Fifth, ten times? Now, my mother worked with medical doctors. My close friend's parents are both doctors. These people earn a lot of money. But honestly, ten times is just absurd. I find it difficult to believe that, barring some kind of circumstance that has nothing to do with skill (such as being the personal physician of someone of great wealth), in America, any surgeon in a particular speciality would ever make ten times what another surgeon in the same speciality makes. That means that if Dr. Cullen makes $60,000 (a pretty sad sum for any medical doctor, much less a surgeon), he could be making $600,000 somewhere else. That's what a neurosurgeon makes. Neurosurgeons do not earn $60,000 no matter where they are, unless they're not doing neurosurgery. And if they aren't, then they're doing the world a disservice, since there aren't many people who have the talent to do it, and even fewer who have gone through the extensive training to acquire the necessary skills. If you have a skill the world desperately needs that it took you almost two decades to acquire at great cost in resources that few people can acquire even with the necessary time and'd better use it. Not to do so would be a callous act of inhumanity--but wait, you say, Cullen's a vampire! He is inhuman.

Oh just you wait.

So, Dr. Cullen could make twice what he's making in Forks? Sure. Three times as much? Pushing it, but conceivable. Ten times? This is where Meyer's hyperbole for her nothing characters is particularly embarrassing. Bella can't just be a quirky smart girl who's cute but a little stand-offish; she has to be beautiful and smart and deep, the girl that every boy wants and every girl wants to be. Edward can't be a handsome but socially awkward fellow whose crippling self-doubt makes it difficult for him to establish an intimate relationship; he must be the sexiest boy at school who runs fastest and jumps highest and is strong and brave and reads minds and knows all kinds of stuff about stuff and doesn't want to Even Dr. Cullen can't be just a doctor; he has to be a surgeon in a town too small to need a surgeon (and who appears not to be a surgeon in Forks, instead serving as your typical GP). In fact, he's the bestest surgeon evar, so that he could make ten times what he makes now if he went, y'know, anywhere.

Now if Charlie were just the best cop in the world, who could be making ten times what he makes in Forks if he went to New York City, I do believe all of our characters would be The Best.

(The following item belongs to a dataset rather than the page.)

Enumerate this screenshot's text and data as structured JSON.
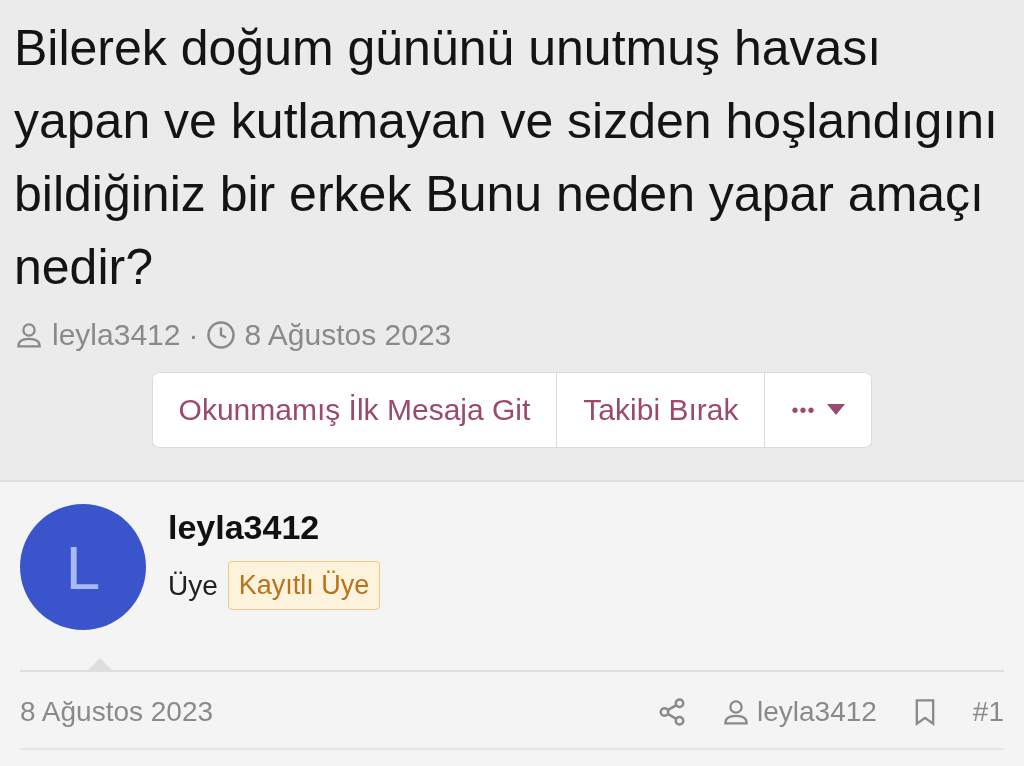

So, um, where is the conflict is this story again?


*It should be noted that he will at no point provide any explanation for his behaviour.

** Similes suck anyhow, unless you're Raymond Chandler or part of the Mystery Science Theatre 3000 cast. Metaphors are where it's at. And if you're going to reference something, don't make it so obvious. Like the translation of Classical Chinese I just submitted in which I worked in an entirely appropriate 'We will crush the rebellion with one swift stroke!' Now that's how you drop references, Steffy!

*** Because the poor guy, well, you see, he's a man and men can't cook, a-hyuck!